6.9% of 16-24 year olds say they have been pressurised to have sex against their willThe Natsal-3 survey provided important data on rates of non-consensual sex in the 2013 wave. Respondents answered questions about whether anyone had made them have sex against their will. In the 16-24 year old group (of whom there were 1,700), 16.4% reported that someone had attempted to have non-volitional sex with them, and 6.9% reported that they had experienced non-volitional sex. In one quarter of the cases, the young people had told the police (Macdowall et al, 2013). The median age for the whole sample (aged 16-74) to report non-volitional sex was 18 in women and 16 in men. The majority of the perpetrators were reported to be family, friends or current intimate partners.

Chart 8.4 shows that young people age 16-24 are more likely to be victims of sexual assault than any other age group.

Young people aged 16 to 24 years are more likely to be victims of sexual assault than any other age group

Rates of recorded sexual offences against young people have approximately doubled in all the countries of the UK over recent years. Age ranges vary between databases, but the NSPCC (2020) estimates are provided in Chart 8.5. Increases could be due to a range of factors including increased rates, changes in policing and changes in court procedures and sentencing.

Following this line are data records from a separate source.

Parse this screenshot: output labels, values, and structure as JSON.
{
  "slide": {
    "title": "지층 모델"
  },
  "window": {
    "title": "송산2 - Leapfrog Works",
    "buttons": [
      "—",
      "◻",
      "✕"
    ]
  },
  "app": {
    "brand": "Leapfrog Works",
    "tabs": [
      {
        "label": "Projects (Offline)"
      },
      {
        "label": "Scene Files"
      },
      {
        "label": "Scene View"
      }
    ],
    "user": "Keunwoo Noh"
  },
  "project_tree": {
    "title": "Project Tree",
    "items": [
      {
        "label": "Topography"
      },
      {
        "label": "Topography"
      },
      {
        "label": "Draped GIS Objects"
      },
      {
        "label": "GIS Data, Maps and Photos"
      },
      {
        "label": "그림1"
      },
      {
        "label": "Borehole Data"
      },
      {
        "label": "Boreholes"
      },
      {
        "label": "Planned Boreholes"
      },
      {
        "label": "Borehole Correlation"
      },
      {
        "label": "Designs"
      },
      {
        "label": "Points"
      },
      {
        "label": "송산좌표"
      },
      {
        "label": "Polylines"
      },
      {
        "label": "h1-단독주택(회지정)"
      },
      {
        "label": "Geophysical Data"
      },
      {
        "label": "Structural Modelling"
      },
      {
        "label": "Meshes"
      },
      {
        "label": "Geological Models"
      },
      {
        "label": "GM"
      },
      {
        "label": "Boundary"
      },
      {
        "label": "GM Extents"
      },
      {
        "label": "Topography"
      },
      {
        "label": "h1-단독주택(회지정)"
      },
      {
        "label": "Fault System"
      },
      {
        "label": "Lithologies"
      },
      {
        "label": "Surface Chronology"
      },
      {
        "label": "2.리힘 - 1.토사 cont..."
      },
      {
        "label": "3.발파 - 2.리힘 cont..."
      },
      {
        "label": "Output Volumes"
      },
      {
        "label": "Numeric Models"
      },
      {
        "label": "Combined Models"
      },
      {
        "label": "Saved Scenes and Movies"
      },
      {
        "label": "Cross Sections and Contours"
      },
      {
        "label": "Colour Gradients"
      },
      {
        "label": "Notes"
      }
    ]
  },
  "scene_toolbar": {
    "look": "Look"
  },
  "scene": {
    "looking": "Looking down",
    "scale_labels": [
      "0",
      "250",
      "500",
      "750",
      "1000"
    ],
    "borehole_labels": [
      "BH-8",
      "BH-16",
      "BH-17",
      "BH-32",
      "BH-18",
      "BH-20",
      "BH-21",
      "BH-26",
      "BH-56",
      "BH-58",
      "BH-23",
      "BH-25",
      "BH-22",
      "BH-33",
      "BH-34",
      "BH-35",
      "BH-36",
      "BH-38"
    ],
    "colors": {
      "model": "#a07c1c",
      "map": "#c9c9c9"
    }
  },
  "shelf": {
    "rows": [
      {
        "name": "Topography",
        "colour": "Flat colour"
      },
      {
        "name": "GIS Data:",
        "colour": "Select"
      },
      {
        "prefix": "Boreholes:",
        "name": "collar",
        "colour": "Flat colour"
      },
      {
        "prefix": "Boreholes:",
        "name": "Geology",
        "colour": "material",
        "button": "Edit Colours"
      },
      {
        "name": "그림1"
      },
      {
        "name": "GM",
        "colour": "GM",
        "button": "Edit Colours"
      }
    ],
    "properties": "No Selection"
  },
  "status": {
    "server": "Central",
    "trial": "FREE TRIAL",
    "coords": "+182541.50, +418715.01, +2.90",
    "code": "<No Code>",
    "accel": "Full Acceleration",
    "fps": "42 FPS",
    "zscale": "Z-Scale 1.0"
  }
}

Rates of recorded sexual offences against 11 to 18 year olds are increasing across the UK

All data correct as of 1st November 2021